I summed up the original debate by saying that I was glad we were even having the discussion. It's incredibly important to be sceptical of what the media tries to sell us; to analyse its product and have the debate, because it helps each of us to fully form what we believe, and our attitude to the world.
I hope I’ve made clear in this post that I’m in no-way saying it’s ok to distort the common understanding of sexual consent; I’ve been worried about even making this post public, for fear that people would misinterpret what I’m trying to achieve here.

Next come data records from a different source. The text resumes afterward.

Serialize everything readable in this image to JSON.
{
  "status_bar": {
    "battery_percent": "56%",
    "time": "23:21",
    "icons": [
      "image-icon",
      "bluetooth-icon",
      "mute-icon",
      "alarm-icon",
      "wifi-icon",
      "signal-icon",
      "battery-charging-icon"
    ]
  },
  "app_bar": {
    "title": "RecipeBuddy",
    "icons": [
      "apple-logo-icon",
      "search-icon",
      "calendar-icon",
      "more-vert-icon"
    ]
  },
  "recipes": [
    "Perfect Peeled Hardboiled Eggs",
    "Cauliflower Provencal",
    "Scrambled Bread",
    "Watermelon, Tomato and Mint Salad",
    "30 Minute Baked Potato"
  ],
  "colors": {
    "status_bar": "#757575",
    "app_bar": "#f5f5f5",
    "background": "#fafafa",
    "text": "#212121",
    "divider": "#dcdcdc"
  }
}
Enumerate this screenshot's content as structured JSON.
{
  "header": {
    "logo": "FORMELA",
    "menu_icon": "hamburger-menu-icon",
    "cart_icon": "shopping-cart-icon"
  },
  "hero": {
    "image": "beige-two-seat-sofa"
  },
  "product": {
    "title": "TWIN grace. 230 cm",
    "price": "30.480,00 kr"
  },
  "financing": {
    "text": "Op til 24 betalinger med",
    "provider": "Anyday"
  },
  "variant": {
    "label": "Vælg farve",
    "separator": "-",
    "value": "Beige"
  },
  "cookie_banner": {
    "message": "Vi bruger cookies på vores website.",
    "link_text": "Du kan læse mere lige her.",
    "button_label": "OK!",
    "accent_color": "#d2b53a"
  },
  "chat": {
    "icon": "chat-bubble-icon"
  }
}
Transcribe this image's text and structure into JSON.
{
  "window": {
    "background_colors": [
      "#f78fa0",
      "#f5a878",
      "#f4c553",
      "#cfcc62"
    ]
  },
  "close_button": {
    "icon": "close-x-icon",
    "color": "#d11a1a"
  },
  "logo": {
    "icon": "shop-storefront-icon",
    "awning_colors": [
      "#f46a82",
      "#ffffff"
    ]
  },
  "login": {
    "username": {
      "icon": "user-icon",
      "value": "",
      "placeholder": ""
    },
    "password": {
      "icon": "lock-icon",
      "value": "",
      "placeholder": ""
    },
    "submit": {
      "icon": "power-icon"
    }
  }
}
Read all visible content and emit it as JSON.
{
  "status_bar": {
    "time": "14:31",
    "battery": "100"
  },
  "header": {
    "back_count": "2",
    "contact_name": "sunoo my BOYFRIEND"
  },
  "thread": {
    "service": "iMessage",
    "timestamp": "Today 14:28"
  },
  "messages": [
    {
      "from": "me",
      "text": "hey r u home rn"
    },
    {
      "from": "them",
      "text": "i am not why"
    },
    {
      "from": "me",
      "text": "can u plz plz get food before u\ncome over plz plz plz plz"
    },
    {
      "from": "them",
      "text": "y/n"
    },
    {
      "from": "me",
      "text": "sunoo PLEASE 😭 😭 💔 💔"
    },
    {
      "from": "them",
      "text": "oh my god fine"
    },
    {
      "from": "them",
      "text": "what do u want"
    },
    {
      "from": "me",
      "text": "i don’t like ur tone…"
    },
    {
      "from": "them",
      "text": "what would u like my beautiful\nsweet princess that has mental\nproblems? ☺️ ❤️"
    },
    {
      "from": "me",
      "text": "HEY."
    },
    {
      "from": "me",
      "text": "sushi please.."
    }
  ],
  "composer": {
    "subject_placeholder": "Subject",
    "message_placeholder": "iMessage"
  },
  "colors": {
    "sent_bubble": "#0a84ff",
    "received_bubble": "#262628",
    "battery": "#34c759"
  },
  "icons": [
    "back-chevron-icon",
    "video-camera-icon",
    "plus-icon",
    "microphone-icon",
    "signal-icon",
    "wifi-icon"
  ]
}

I know from doing stand up that some audiences will hear certain words or phrases in my set that cause them to presume what my intent is; in that moment, they stop listening to everything else, miss the point, and sit, stewing with anger about what they THINK I’ve said – even when the actual joke has nothing to do with that. Case in point, I have a joke in my set that uses some seemingly racial buzz-words, but the joke isn’t actually about race; it’s about how frustrating it is when other people seek to define you based upon a physical characteristic (in my case, my height) – the joke’s intent is actually anti-racist. I’ve been doing it for over three years now, but once a year (on average), an individual has heard the racial language, assumed my point was racist, and taken offence at the joke. Each time it’s happened, I’ve immediately spotted it, and won them back by explaining, then and there, what the joke’s premise is meant to be. Once the context is explained, they get it (in one case, apologise for the confusion), laugh, and move on.
There’s an extent to which I feel that the same thing has happened with the song, and I hope that by showing an alternative interpretation here, it’ll get people thinking about whether or not the meaning they’ve derived from the song is what the authors actually intended.
So, should I
feel bad about liking Blurred Lines?
Well, regardless of its meaning, it’s not changed my views on how women should
be treated, nor on the importance of consent, nor the value of being true to
yourself, and it cheers me up when it
comes on the radio. So, I don’t feel bad about liking the song, but I believe I’ve
thought about it enough at this point to have earned that right.
* If you actually read the description on the original youtube page, you'll see that's inaccurate - I only found that after writing this argument though!